SOURCE MATERIAL -
◆ ◆ ◆
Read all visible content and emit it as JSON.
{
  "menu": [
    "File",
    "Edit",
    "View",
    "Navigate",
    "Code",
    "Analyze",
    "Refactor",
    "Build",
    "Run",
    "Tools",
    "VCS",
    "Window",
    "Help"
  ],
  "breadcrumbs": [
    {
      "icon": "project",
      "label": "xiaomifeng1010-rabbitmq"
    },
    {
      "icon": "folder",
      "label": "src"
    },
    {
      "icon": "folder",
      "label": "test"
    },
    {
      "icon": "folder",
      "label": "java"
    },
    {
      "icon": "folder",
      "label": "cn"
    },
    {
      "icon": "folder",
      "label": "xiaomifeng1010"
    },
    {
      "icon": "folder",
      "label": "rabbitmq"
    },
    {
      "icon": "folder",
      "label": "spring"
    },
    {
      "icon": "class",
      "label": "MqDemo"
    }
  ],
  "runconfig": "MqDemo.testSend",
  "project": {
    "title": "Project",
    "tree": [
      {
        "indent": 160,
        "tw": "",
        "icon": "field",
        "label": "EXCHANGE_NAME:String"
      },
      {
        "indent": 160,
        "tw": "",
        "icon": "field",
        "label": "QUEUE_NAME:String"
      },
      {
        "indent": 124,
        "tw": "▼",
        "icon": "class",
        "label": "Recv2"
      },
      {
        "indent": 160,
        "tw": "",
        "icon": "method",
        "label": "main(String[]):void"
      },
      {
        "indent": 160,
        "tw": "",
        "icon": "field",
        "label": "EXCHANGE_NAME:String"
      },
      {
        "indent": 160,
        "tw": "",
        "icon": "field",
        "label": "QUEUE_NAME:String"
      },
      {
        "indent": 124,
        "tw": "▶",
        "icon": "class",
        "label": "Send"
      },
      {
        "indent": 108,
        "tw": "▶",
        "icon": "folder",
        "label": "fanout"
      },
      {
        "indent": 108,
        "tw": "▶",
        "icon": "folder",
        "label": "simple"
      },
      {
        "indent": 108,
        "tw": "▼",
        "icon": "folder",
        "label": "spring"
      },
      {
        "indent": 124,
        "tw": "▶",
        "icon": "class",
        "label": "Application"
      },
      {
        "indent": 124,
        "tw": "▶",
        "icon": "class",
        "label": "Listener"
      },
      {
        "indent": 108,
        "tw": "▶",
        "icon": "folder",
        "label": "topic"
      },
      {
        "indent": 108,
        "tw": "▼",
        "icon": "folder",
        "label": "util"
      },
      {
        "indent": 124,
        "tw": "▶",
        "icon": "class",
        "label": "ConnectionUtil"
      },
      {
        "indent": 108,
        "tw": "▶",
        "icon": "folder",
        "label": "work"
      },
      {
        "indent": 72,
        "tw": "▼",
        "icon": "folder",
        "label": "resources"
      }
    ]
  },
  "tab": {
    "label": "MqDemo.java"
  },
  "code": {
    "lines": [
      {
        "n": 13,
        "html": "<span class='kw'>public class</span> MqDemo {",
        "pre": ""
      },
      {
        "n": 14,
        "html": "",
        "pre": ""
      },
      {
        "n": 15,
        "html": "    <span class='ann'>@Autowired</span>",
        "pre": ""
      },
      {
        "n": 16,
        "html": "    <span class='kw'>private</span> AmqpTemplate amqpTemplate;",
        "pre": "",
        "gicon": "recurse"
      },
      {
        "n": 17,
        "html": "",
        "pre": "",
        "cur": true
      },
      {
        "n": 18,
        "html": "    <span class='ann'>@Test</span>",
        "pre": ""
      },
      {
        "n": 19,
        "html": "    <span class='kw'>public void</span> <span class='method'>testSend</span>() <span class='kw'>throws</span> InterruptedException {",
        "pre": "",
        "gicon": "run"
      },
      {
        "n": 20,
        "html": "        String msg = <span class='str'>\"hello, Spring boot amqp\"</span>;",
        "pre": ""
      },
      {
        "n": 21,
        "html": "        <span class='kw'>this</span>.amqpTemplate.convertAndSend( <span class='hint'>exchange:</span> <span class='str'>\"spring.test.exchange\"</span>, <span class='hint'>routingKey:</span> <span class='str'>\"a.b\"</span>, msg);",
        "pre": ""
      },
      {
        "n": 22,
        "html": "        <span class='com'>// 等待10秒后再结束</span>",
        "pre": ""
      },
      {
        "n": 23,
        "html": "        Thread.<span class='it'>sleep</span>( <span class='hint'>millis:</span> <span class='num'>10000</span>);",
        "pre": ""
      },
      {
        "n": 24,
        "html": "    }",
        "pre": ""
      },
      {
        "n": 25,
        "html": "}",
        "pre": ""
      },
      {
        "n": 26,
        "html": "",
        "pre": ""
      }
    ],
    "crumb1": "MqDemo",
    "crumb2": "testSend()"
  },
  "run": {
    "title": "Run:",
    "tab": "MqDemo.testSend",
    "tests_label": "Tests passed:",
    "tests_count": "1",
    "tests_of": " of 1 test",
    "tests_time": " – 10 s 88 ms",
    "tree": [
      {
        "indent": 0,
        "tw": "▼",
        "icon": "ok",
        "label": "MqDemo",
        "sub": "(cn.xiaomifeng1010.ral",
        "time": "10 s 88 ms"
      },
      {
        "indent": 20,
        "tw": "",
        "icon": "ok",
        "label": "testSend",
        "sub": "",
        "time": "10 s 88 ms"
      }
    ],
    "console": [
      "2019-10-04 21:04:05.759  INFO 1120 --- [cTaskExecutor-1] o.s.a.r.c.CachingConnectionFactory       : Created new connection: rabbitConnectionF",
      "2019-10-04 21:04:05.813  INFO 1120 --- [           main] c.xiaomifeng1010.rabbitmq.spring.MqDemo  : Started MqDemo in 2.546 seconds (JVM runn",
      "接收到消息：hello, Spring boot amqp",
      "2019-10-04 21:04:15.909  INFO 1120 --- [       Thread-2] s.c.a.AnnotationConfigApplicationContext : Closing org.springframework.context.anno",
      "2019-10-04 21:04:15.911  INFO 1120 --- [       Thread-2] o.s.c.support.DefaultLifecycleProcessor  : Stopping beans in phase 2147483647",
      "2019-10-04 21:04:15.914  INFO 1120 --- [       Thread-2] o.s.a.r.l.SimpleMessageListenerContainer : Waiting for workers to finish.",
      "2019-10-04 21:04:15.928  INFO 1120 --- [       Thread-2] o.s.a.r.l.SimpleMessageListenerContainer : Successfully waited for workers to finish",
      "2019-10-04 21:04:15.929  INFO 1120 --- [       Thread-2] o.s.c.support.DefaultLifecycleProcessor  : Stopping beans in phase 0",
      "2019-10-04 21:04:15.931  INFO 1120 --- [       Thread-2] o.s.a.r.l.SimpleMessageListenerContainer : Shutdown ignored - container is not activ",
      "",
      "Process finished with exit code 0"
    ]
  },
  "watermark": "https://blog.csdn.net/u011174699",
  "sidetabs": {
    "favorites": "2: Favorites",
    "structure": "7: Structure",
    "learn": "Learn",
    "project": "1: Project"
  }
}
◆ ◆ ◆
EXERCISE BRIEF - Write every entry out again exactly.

TASK RESPONSE -
Read all visible content and emit it as JSON.
{
  "menu": [
    "File",
    "Edit",
    "View",
    "Navigate",
    "Code",
    "Analyze",
    "Refactor",
    "Build",
    "Run",
    "Tools",
    "VCS",
    "Window",
    "Help"
  ],
  "breadcrumbs": [
    {
      "icon": "project",
      "label": "xiaomifeng1010-rabbitmq"
    },
    {
      "icon": "folder",
      "label": "src"
    },
    {
      "icon": "folder",
      "label": "test"
    },
    {
      "icon": "folder",
      "label": "java"
    },
    {
      "icon": "folder",
      "label": "cn"
    },
    {
      "icon": "folder",
      "label": "xiaomifeng1010"
    },
    {
      "icon": "folder",
      "label": "rabbitmq"
    },
    {
      "icon": "folder",
      "label": "spring"
    },
    {
      "icon": "class",
      "label": "MqDemo"
    }
  ],
  "runconfig": "MqDemo.testSend",
  "project": {
    "title": "Project",
    "tree": [
      {
        "indent": 160,
        "tw": "",
        "icon": "field",
        "label": "EXCHANGE_NAME:String"
      },
      {
        "indent": 160,
        "tw": "",
        "icon": "field",
        "label": "QUEUE_NAME:String"
      },
      {
        "indent": 124,
        "tw": "▼",
        "icon": "class",
        "label": "Recv2"
      },
      {
        "indent": 160,
        "tw": "",
        "icon": "method",
        "label": "main(String[]):void"
      },
      {
        "indent": 160,
        "tw": "",
        "icon": "field",
        "label": "EXCHANGE_NAME:String"
      },
      {
        "indent": 160,
        "tw": "",
        "icon": "field",
        "label": "QUEUE_NAME:String"
      },
      {
        "indent": 124,
        "tw": "▶",
        "icon": "class",
        "label": "Send"
      },
      {
        "indent": 108,
        "tw": "▶",
        "icon": "folder",
        "label": "fanout"
      },
      {
        "indent": 108,
        "tw": "▶",
        "icon": "folder",
        "label": "simple"
      },
      {
        "indent": 108,
        "tw": "▼",
        "icon": "folder",
        "label": "spring"
      },
      {
        "indent": 124,
        "tw": "▶",
        "icon": "class",
        "label": "Application"
      },
      {
        "indent": 124,
        "tw": "▶",
        "icon": "class",
        "label": "Listener"
      },
      {
        "indent": 108,
        "tw": "▶",
        "icon": "folder",
        "label": "topic"
      },
      {
        "indent": 108,
        "tw": "▼",
        "icon": "folder",
        "label": "util"
      },
      {
        "indent": 124,
        "tw": "▶",
        "icon": "class",
        "label": "ConnectionUtil"
      },
      {
        "indent": 108,
        "tw": "▶",
        "icon": "folder",
        "label": "work"
      },
      {
        "indent": 72,
        "tw": "▼",
        "icon": "folder",
        "label": "resources"
      }
    ]
  },
  "tab": {
    "label": "MqDemo.java"
  },
  "code": {
    "lines": [
      {
        "n": 13,
        "html": "<span class='kw'>public class</span> MqDemo {",
        "pre": ""
      },
      {
        "n": 14,
        "html": "",
        "pre": ""
      },
      {
        "n": 15,
        "html": "    <span class='ann'>@Autowired</span>",
        "pre": ""
      },
      {
        "n": 16,
        "html": "    <span class='kw'>private</span> AmqpTemplate amqpTemplate;",
        "pre": "",
        "gicon": "recurse"
      },
      {
        "n": 17,
        "html": "",
        "pre": "",
        "cur": true
      },
      {
        "n": 18,
        "html": "    <span class='ann'>@Test</span>",
        "pre": ""
      },
      {
        "n": 19,
        "html": "    <span class='kw'>public void</span> <span class='method'>testSend</span>() <span class='kw'>throws</span> InterruptedException {",
        "pre": "",
        "gicon": "run"
      },
      {
        "n": 20,
        "html": "        String msg = <span class='str'>\"hello, Spring boot amqp\"</span>;",
        "pre": ""
      },
      {
        "n": 21,
        "html": "        <span class='kw'>this</span>.amqpTemplate.convertAndSend( <span class='hint'>exchange:</span> <span class='str'>\"spring.test.exchange\"</span>, <span class='hint'>routingKey:</span> <span class='str'>\"a.b\"</span>, msg);",
        "pre": ""
      },
      {
        "n": 22,
        "html": "        <span class='com'>// 等待10秒后再结束</span>",
        "pre": ""
      },
      {
        "n": 23,
        "html": "        Thread.<span class='it'>sleep</span>( <span class='hint'>millis:</span> <span class='num'>10000</span>);",
        "pre": ""
      },
      {
        "n": 24,
        "html": "    }",
        "pre": ""
      },
      {
        "n": 25,
        "html": "}",
        "pre": ""
      },
      {
        "n": 26,
        "html": "",
        "pre": ""
      }
    ],
    "crumb1": "MqDemo",
    "crumb2": "testSend()"
  },
  "run": {
    "title": "Run:",
    "tab": "MqDemo.testSend",
    "tests_label": "Tests passed:",
    "tests_count": "1",
    "tests_of": " of 1 test",
    "tests_time": " – 10 s 88 ms",
    "tree": [
      {
        "indent": 0,
        "tw": "▼",
        "icon": "ok",
        "label": "MqDemo",
        "sub": "(cn.xiaomifeng1010.ral",
        "time": "10 s 88 ms"
      },
      {
        "indent": 20,
        "tw": "",
        "icon": "ok",
        "label": "testSend",
        "sub": "",
        "time": "10 s 88 ms"
      }
    ],
    "console": [
      "2019-10-04 21:04:05.759  INFO 1120 --- [cTaskExecutor-1] o.s.a.r.c.CachingConnectionFactory       : Created new connection: rabbitConnectionF",
      "2019-10-04 21:04:05.813  INFO 1120 --- [           main] c.xiaomifeng1010.rabbitmq.spring.MqDemo  : Started MqDemo in 2.546 seconds (JVM runn",
      "接收到消息：hello, Spring boot amqp",
      "2019-10-04 21:04:15.909  INFO 1120 --- [       Thread-2] s.c.a.AnnotationConfigApplicationContext : Closing org.springframework.context.anno",
      "2019-10-04 21:04:15.911  INFO 1120 --- [       Thread-2] o.s.c.support.DefaultLifecycleProcessor  : Stopping beans in phase 2147483647",
      "2019-10-04 21:04:15.914  INFO 1120 --- [       Thread-2] o.s.a.r.l.SimpleMessageListenerContainer : Waiting for workers to finish.",
      "2019-10-04 21:04:15.928  INFO 1120 --- [       Thread-2] o.s.a.r.l.SimpleMessageListenerContainer : Successfully waited for workers to finish",
      "2019-10-04 21:04:15.929  INFO 1120 --- [       Thread-2] o.s.c.support.DefaultLifecycleProcessor  : Stopping beans in phase 0",
      "2019-10-04 21:04:15.931  INFO 1120 --- [       Thread-2] o.s.a.r.l.SimpleMessageListenerContainer : Shutdown ignored - container is not activ",
      "",
      "Process finished with exit code 0"
    ]
  },
  "watermark": "https://blog.csdn.net/u011174699",
  "sidetabs": {
    "favorites": "2: Favorites",
    "structure": "7: Structure",
    "learn": "Learn",
    "project": "1: Project"
  }
}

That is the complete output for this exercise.